Although Kimberley expanded its boundaries to include the Taylor’s Mill development some six years ago, the project has never gone forward, coinciding as it did with the global economic downturn.
However, the proponent, Fraser Armstrong, has continued to work with the City of Kimberley’s planning department, and has now proposed a different type of development for the property.
Council has authorized staff to take a look at this new Sustainable Living Business Incubation Model and come back to Council with recommendations.
What is being proposed is a more rural residential development which allows businesses such as greenhouses, building and trade contractors, craft workshops, veterinary clinics and a variety of home-based businesses. The common thread for all these businesses is that it is often beneficial for the owners to live in close proximity to their business.
These type of businesses cannot afford high up-front costs or storefront rentals. The proponent seeks to have the area recognized by the City of Kimberley as a work/live business incubator.
A key to this development, which is seen as the first phase to lead Taylor’s Mill growth would be controlled infrastructure costs. The suggestion is that infrastructure should be rural in nature, for instance, using small-diameter piping for potable water and on-site septic systems for sewage. Gravel roads instead of paved, above ground cables for telephone/electricity instead of buried, and potable water sourced from the reservoir above the City maintenance centre are all suggested. The project would also be looking for fire protection suitable for rural areas rather than urban.
Each lot would be large enough to accommodate the work/live model as well as a large garden to promote food sustainability. A grey-water collection system would collect water discharged from laundry and bathing for outside irrigation and inside toilet flushing. Heat transfers, solar collectors and cogeneration are also suggested for heating.
Coun. Don McCormick said that since 2008 rules around development have changed substantially and the City needs to look at different ways of incorporating developments.
Coun. Kent Goodwin said that a development of this type is more rural and perhaps was better suited to being in the RDEK rather than city boundaries. He also wanted the Fire Chief involved in looking at the fire protection suggested in the model.
Coun.
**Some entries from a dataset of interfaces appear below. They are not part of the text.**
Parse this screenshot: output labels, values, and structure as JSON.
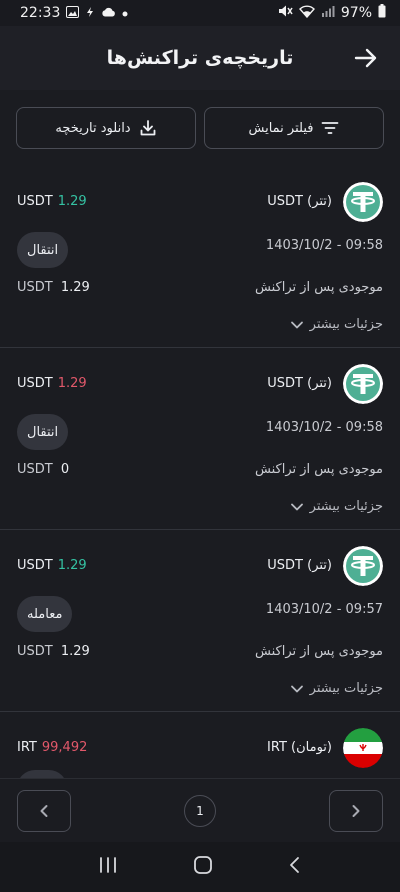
{
  "status": {
    "time": "22:33",
    "battery": "97%"
  },
  "header": {
    "title": "تاریخچه‌ی تراکنش‌ها"
  },
  "toolbar": {
    "filter_label": "فیلتر نمایش",
    "download_label": "دانلود تاریخچه"
  },
  "common": {
    "balance_label": "موجودی پس از تراکنش",
    "details_label": "جزئیات بیشتر"
  },
  "transactions": [
    {
      "asset": "USDT (تتر)",
      "currency": "USDT",
      "amount": "1.29",
      "amount_sign": "positive",
      "type": "انتقال",
      "datetime": "1403/10/2 - 09:58",
      "balance_currency": "USDT",
      "balance": "1.29"
    },
    {
      "asset": "USDT (تتر)",
      "currency": "USDT",
      "amount": "1.29",
      "amount_sign": "negative",
      "type": "انتقال",
      "datetime": "1403/10/2 - 09:58",
      "balance_currency": "USDT",
      "balance": "0"
    },
    {
      "asset": "USDT (تتر)",
      "currency": "USDT",
      "amount": "1.29",
      "amount_sign": "positive",
      "type": "معامله",
      "datetime": "1403/10/2 - 09:57",
      "balance_currency": "USDT",
      "balance": "1.29"
    },
    {
      "asset": "IRT (تومان)",
      "currency": "IRT",
      "amount": "99,492",
      "amount_sign": "negative",
      "type": "",
      "datetime": "",
      "balance_currency": "",
      "balance": ""
    }
  ],
  "pagination": {
    "current_page": "1"
  },
  "colors": {
    "background": "#1b1c21",
    "positive": "#35c2a3",
    "negative": "#e2586a",
    "tether": "#4eaf94"
  }
}
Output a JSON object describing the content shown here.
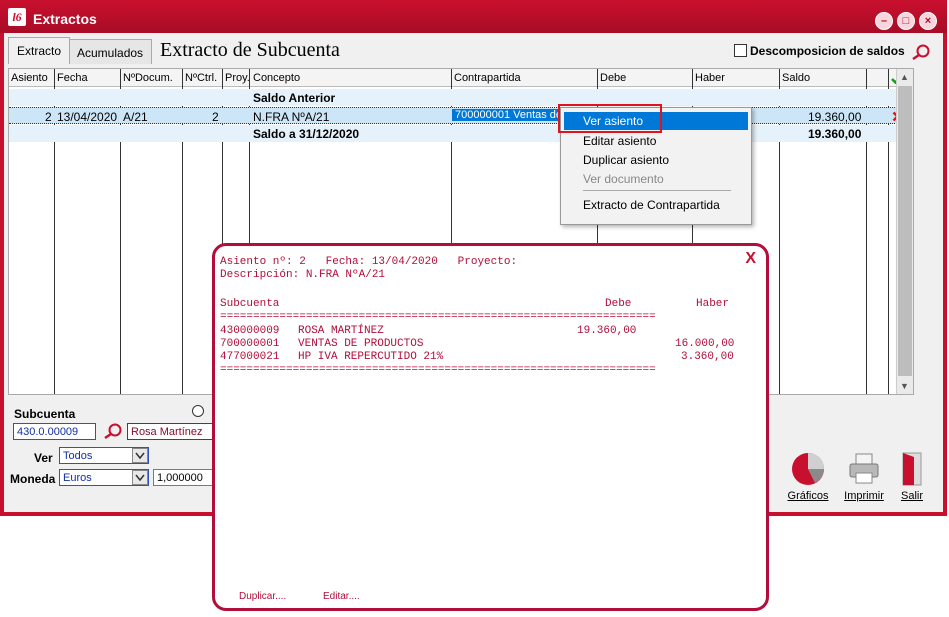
{
  "window": {
    "title": "Extractos",
    "logo": "l6"
  },
  "tabs": [
    {
      "label": "Extracto"
    },
    {
      "label": "Acumulados"
    }
  ],
  "page_title": "Extracto de Subcuenta",
  "descomposicion_label": "Descomposicion de saldos",
  "grid": {
    "columns": [
      "Asiento",
      "Fecha",
      "NºDocum.",
      "NºCtrl.",
      "Proy.",
      "Concepto",
      "Contrapartida",
      "Debe",
      "Haber",
      "Saldo"
    ],
    "rows": [
      {
        "asiento": "",
        "fecha": "",
        "documento": "",
        "control": "",
        "concepto": "Saldo Anterior",
        "contrapartida": "",
        "saldo": ""
      },
      {
        "asiento": "2",
        "fecha": "13/04/2020",
        "documento": "A/21",
        "control": "2",
        "concepto": "N.FRA NºA/21",
        "contrapartida": "700000001 Ventas de",
        "saldo": "19.360,00"
      },
      {
        "asiento": "",
        "fecha": "",
        "documento": "",
        "control": "",
        "concepto": "Saldo a 31/12/2020",
        "contrapartida": "",
        "saldo": "19.360,00"
      }
    ]
  },
  "context_menu": {
    "items": [
      {
        "label": "Ver asiento",
        "state": "selected"
      },
      {
        "label": "Editar asiento",
        "state": "normal"
      },
      {
        "label": "Duplicar asiento",
        "state": "normal"
      },
      {
        "label": "Ver documento",
        "state": "disabled"
      },
      {
        "label": "Extracto de Contrapartida",
        "state": "normal"
      }
    ]
  },
  "bottom": {
    "subcuenta_label": "Subcuenta",
    "subcuenta_value": "430.0.00009",
    "subcuenta_name": "Rosa Martínez",
    "ver_label": "Ver",
    "ver_value": "Todos",
    "moneda_label": "Moneda",
    "moneda_value": "Euros",
    "rate_value": "1,000000"
  },
  "tools": [
    {
      "label": "Gráficos"
    },
    {
      "label": "Imprimir"
    },
    {
      "label": "Salir"
    }
  ],
  "popup": {
    "header_line1": "Asiento nº: 2   Fecha: 13/04/2020   Proyecto:",
    "header_line2": "Descripción: N.FRA NºA/21",
    "col_subcuenta": "Subcuenta",
    "col_debe": "Debe",
    "col_haber": "Haber",
    "separator": "==================================================================",
    "lines": [
      {
        "cuenta": "430000009",
        "nombre": "ROSA MARTÍNEZ",
        "debe": "19.360,00",
        "haber": ""
      },
      {
        "cuenta": "700000001",
        "nombre": "VENTAS DE PRODUCTOS",
        "debe": "",
        "haber": "16.000,00"
      },
      {
        "cuenta": "477000021",
        "nombre": "HP IVA REPERCUTIDO 21%",
        "debe": "",
        "haber": "3.360,00"
      }
    ],
    "close_label": "X",
    "link_duplicar": "Duplicar....",
    "link_editar": "Editar...."
  },
  "colors": {
    "brand": "#c8102e",
    "selection": "#0078d7",
    "row_highlight": "#cde6f7"
  }
}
Albert Hoglund said he had concerns about the smaller diameter piping.
“If you don’t put big enough piping in the ground are you going to be able to expand when you want to?” he asked.
These questions and more will be looked at by staff as they prepare recommendations for Council.